[[ Supplied material open ]]

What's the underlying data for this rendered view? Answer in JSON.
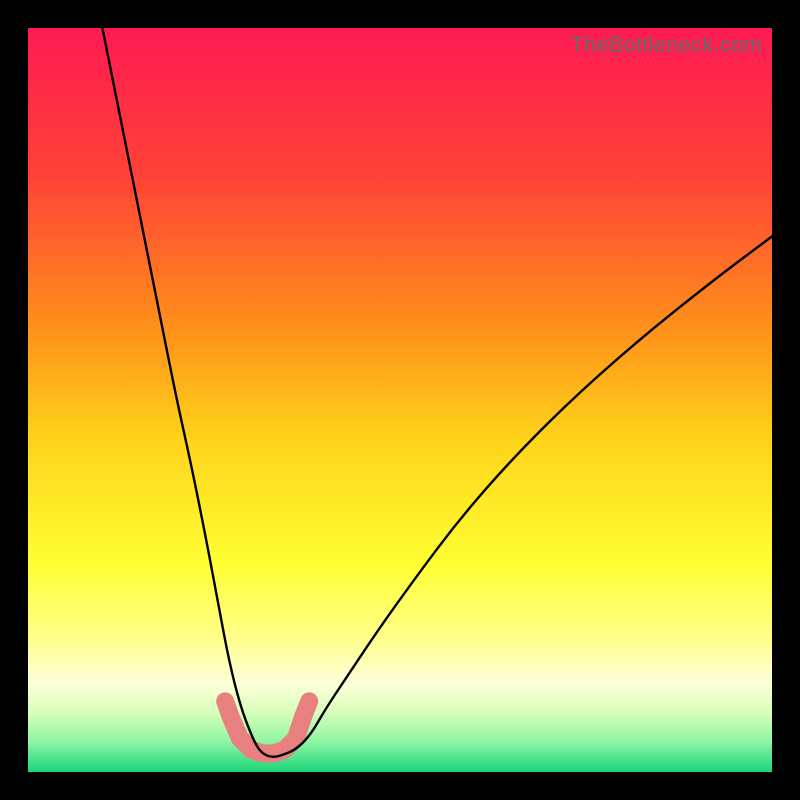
{
  "watermark": "TheBottleneck.com",
  "chart_data": {
    "type": "line",
    "title": "",
    "xlabel": "",
    "ylabel": "",
    "xlim": [
      0,
      100
    ],
    "ylim": [
      0,
      100
    ],
    "grid": false,
    "legend": false,
    "background_gradient": {
      "stops": [
        {
          "offset": 0.0,
          "color": "#ff1a52"
        },
        {
          "offset": 0.2,
          "color": "#ff4236"
        },
        {
          "offset": 0.4,
          "color": "#ff8f1a"
        },
        {
          "offset": 0.55,
          "color": "#ffd21a"
        },
        {
          "offset": 0.72,
          "color": "#ffff33"
        },
        {
          "offset": 0.82,
          "color": "#ffff8a"
        },
        {
          "offset": 0.88,
          "color": "#fdffd8"
        },
        {
          "offset": 0.92,
          "color": "#d8ffba"
        },
        {
          "offset": 0.96,
          "color": "#8cf5a2"
        },
        {
          "offset": 1.0,
          "color": "#1bd47a"
        }
      ]
    },
    "series": [
      {
        "name": "bottleneck-curve",
        "color": "#000000",
        "x": [
          10,
          12,
          14,
          16,
          18,
          20,
          22,
          24,
          25.5,
          27,
          28.5,
          30,
          31,
          32,
          33,
          34,
          36,
          38,
          40,
          43,
          47,
          52,
          58,
          65,
          73,
          82,
          92,
          100
        ],
        "y": [
          100,
          90,
          80,
          70,
          60,
          50,
          41,
          31,
          23,
          15,
          9,
          5,
          3,
          2.2,
          2,
          2.2,
          3,
          5,
          8.5,
          13,
          19,
          26,
          34,
          42,
          50,
          58,
          66,
          72
        ]
      },
      {
        "name": "bottom-markers",
        "color": "#e98080",
        "type": "scatter",
        "x": [
          26.5,
          27.2,
          28.5,
          30,
          31.5,
          33,
          34.5,
          36,
          37,
          37.8
        ],
        "y": [
          9.5,
          7.5,
          4.5,
          3,
          2.5,
          2.5,
          3,
          4.5,
          7.5,
          9.5
        ]
      }
    ],
    "note": "Axes carry no visible tick labels; x/y values are read proportionally from the 0–100 plotting area."
  }
}
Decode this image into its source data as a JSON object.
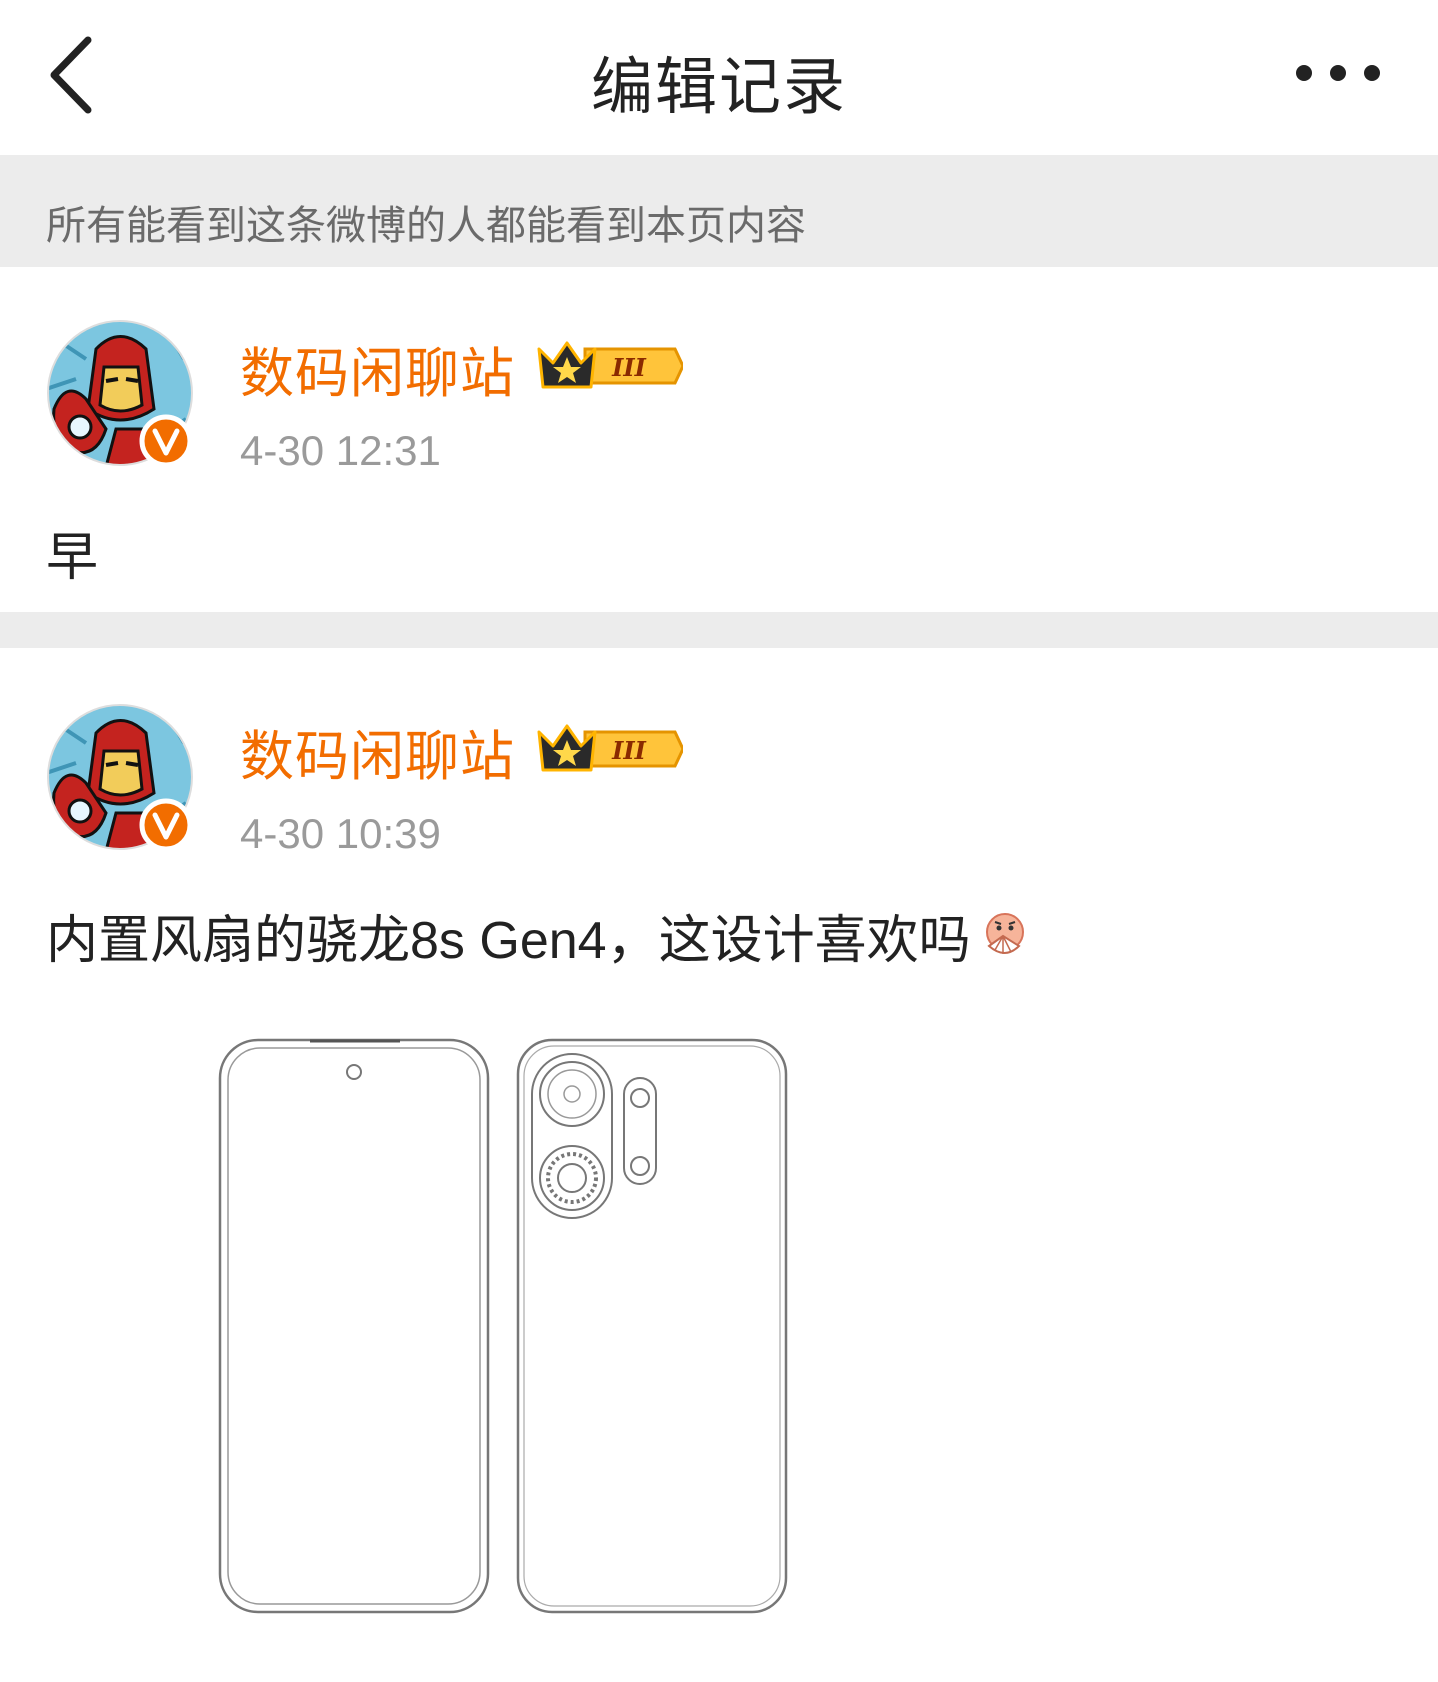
{
  "navbar": {
    "title": "编辑记录",
    "back_icon": "chevron-left-icon",
    "more_icon": "more-horizontal-icon"
  },
  "notice": {
    "text": "所有能看到这条微博的人都能看到本页内容"
  },
  "entries": [
    {
      "author": "数码闲聊站",
      "vip_level": "III",
      "timestamp": "4-30 12:31",
      "content": "早"
    },
    {
      "author": "数码闲聊站",
      "vip_level": "III",
      "timestamp": "4-30 10:39",
      "content_prefix": "内置风扇的骁龙",
      "content_latin": "8s Gen4",
      "content_suffix": "，这设计喜欢吗",
      "emoji": "fan-face-emoji",
      "image": "phone-front-back-sketch"
    }
  ],
  "colors": {
    "author": "#f26d00",
    "timestamp": "#9a9a9a",
    "notice_bg": "#ececec",
    "verified_badge": "#f26d00"
  }
}
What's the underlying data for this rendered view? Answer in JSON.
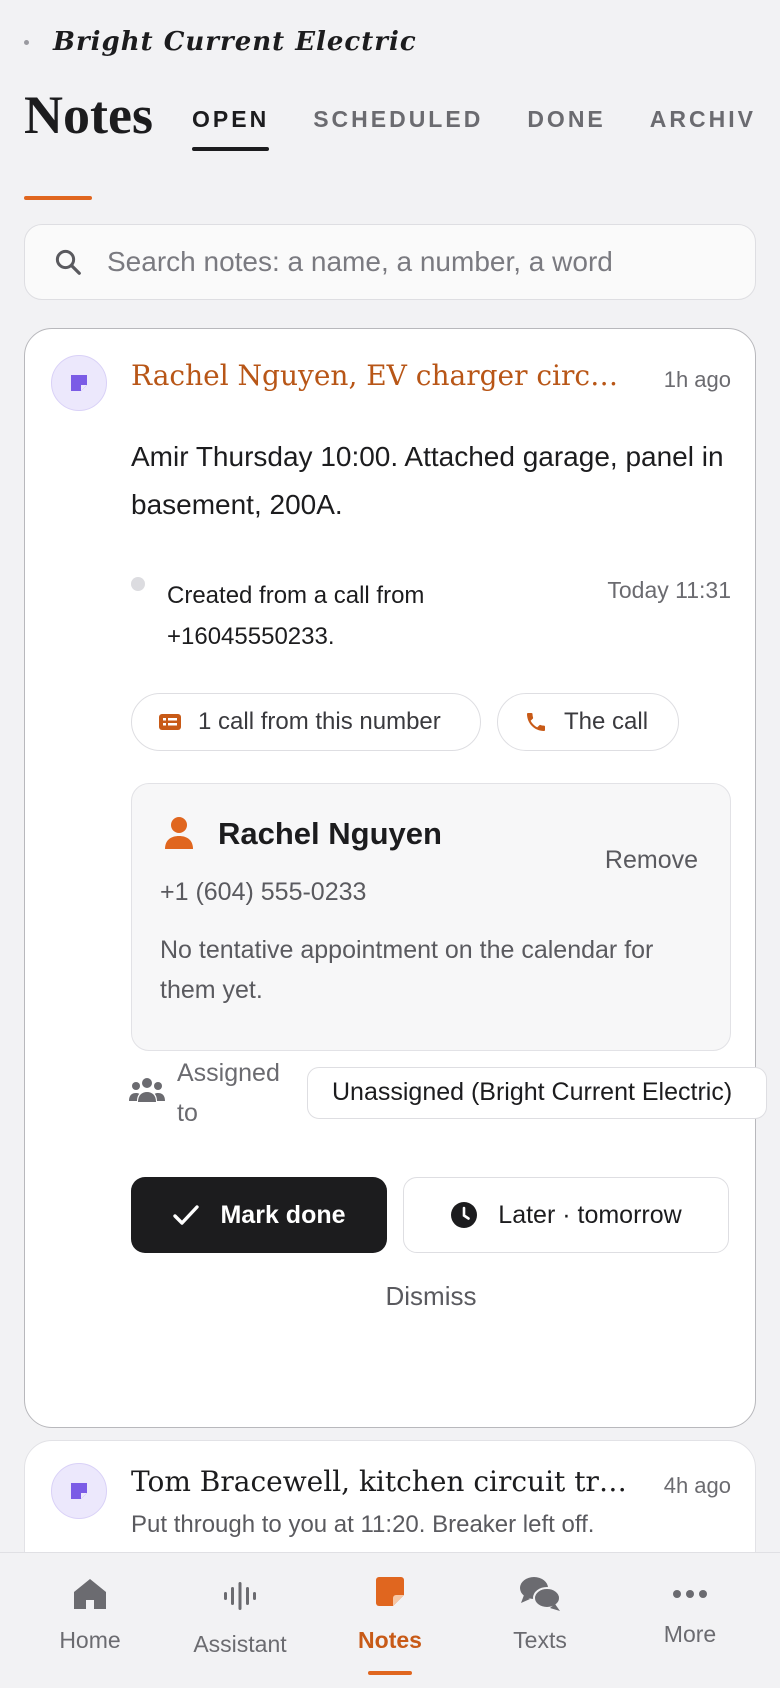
{
  "brand": {
    "name": "Bright Current Electric"
  },
  "page": {
    "title": "Notes"
  },
  "tabs": [
    {
      "label": "OPEN",
      "active": true
    },
    {
      "label": "SCHEDULED",
      "active": false
    },
    {
      "label": "DONE",
      "active": false
    },
    {
      "label": "ARCHIV",
      "active": false
    }
  ],
  "search": {
    "placeholder": "Search notes: a name, a number, a word",
    "value": ""
  },
  "notes": [
    {
      "title": "Rachel Nguyen, EV charger circuit...",
      "time": "1h ago",
      "body": "Amir Thursday 10:00. Attached garage, panel in basement, 200A.",
      "event": {
        "text": "Created from a call from +16045550233.",
        "time": "Today 11:31"
      },
      "chips": [
        {
          "label": "1 call from this number",
          "icon": "call-log-icon"
        },
        {
          "label": "The call",
          "icon": "phone-icon"
        }
      ],
      "contact": {
        "name": "Rachel Nguyen",
        "phone": "+1 (604) 555-0233",
        "note": "No tentative appointment on the calendar for them yet.",
        "remove_label": "Remove"
      },
      "assigned": {
        "label": "Assigned to",
        "value": "Unassigned (Bright Current Electric)"
      },
      "actions": {
        "done_label": "Mark done",
        "later_label": "Later · tomorrow",
        "dismiss_label": "Dismiss"
      }
    },
    {
      "title": "Tom Bracewell, kitchen circuit tri...",
      "time": "4h ago",
      "preview": "Put through to you at 11:20. Breaker left off."
    }
  ],
  "nav": [
    {
      "label": "Home",
      "icon": "home-icon",
      "active": false
    },
    {
      "label": "Assistant",
      "icon": "waveform-icon",
      "active": false
    },
    {
      "label": "Notes",
      "icon": "note-icon",
      "active": true
    },
    {
      "label": "Texts",
      "icon": "chat-bubbles-icon",
      "active": false
    },
    {
      "label": "More",
      "icon": "more-dots-icon",
      "active": false
    }
  ],
  "colors": {
    "accent": "#e0661f",
    "note_title": "#b85617",
    "note_badge": "#7b5ce6",
    "dark_button": "#1c1c1e",
    "background": "#f2f2f4"
  }
}
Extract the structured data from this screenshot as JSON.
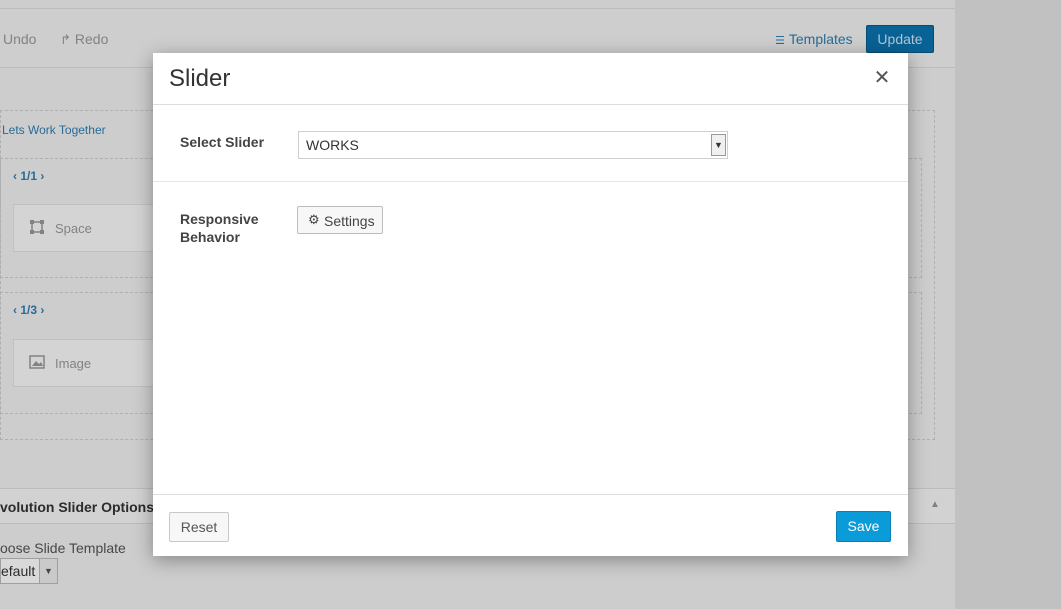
{
  "toolbar": {
    "undo_label": "Undo",
    "redo_icon": "redo-arrow-icon",
    "redo_label": "Redo",
    "templates_icon": "list-icon",
    "templates_label": "Templates",
    "update_label": "Update"
  },
  "builder": {
    "section_title": "Lets Work Together",
    "column1": {
      "nav": "1/1",
      "element_icon": "space-icon",
      "element_label": "Space"
    },
    "column2": {
      "nav": "1/3",
      "element_icon": "image-icon",
      "element_label": "Image"
    }
  },
  "revolution_panel": {
    "title": "volution Slider Options",
    "template_label": "oose Slide Template",
    "template_value": "efault"
  },
  "modal": {
    "title": "Slider",
    "close_icon": "close-icon",
    "select_slider": {
      "label": "Select Slider",
      "value": "WORKS"
    },
    "responsive": {
      "label_line1": "Responsive",
      "label_line2": "Behavior",
      "button_icon": "gear-icon",
      "button_label": "Settings"
    },
    "reset_label": "Reset",
    "save_label": "Save"
  },
  "colors": {
    "primary_button": "#0a9bd8",
    "update_button": "#0a74b0",
    "link": "#2e7fb3"
  }
}
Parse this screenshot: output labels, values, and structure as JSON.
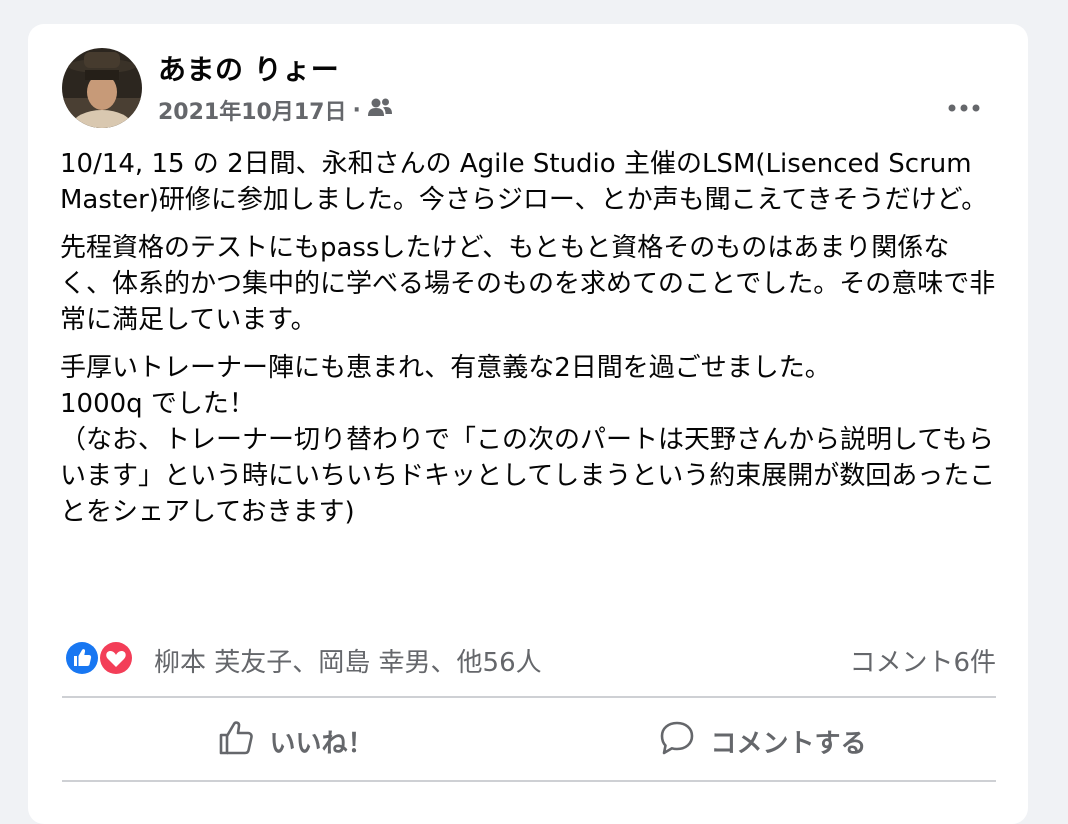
{
  "post": {
    "author": "あまの りょー",
    "date": "2021年10月17日",
    "separator": "·",
    "audience_icon": "friends-icon",
    "paragraphs": [
      "10/14, 15 の 2日間、永和さんの Agile Studio 主催のLSM(Lisenced Scrum Master)研修に参加しました。今さらジロー、とか声も聞こえてきそうだけど。",
      "先程資格のテストにもpassしたけど、もともと資格そのものはあまり関係なく、体系的かつ集中的に学べる場そのものを求めてのことでした。その意味で非常に満足しています。",
      "手厚いトレーナー陣にも恵まれ、有意義な2日間を過ごせました。\n1000q でした！\n（なお、トレーナー切り替わりで「この次のパートは天野さんから説明してもらいます」という時にいちいちドキッとしてしまうという約束展開が数回あったことをシェアしておきます)"
    ]
  },
  "reactions": {
    "names": "柳本 芙友子、岡島 幸男、他56人",
    "comments": "コメント6件",
    "like_color": "#1877f2",
    "love_color": "#f33e58"
  },
  "actions": {
    "like_label": "いいね！",
    "comment_label": "コメントする"
  }
}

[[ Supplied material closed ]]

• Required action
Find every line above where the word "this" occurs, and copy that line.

• Response to the exercise
What's the underlying data for this rendered view? Answer in JSON.
Decode this image into its source data as a JSON object.
What's the underlying data for this rendered view? Answer in JSON.
          "label": "1 call from this number",
Extract the structured data from this screenshot as JSON.
Parse this screenshot: output labels, values, and structure as JSON.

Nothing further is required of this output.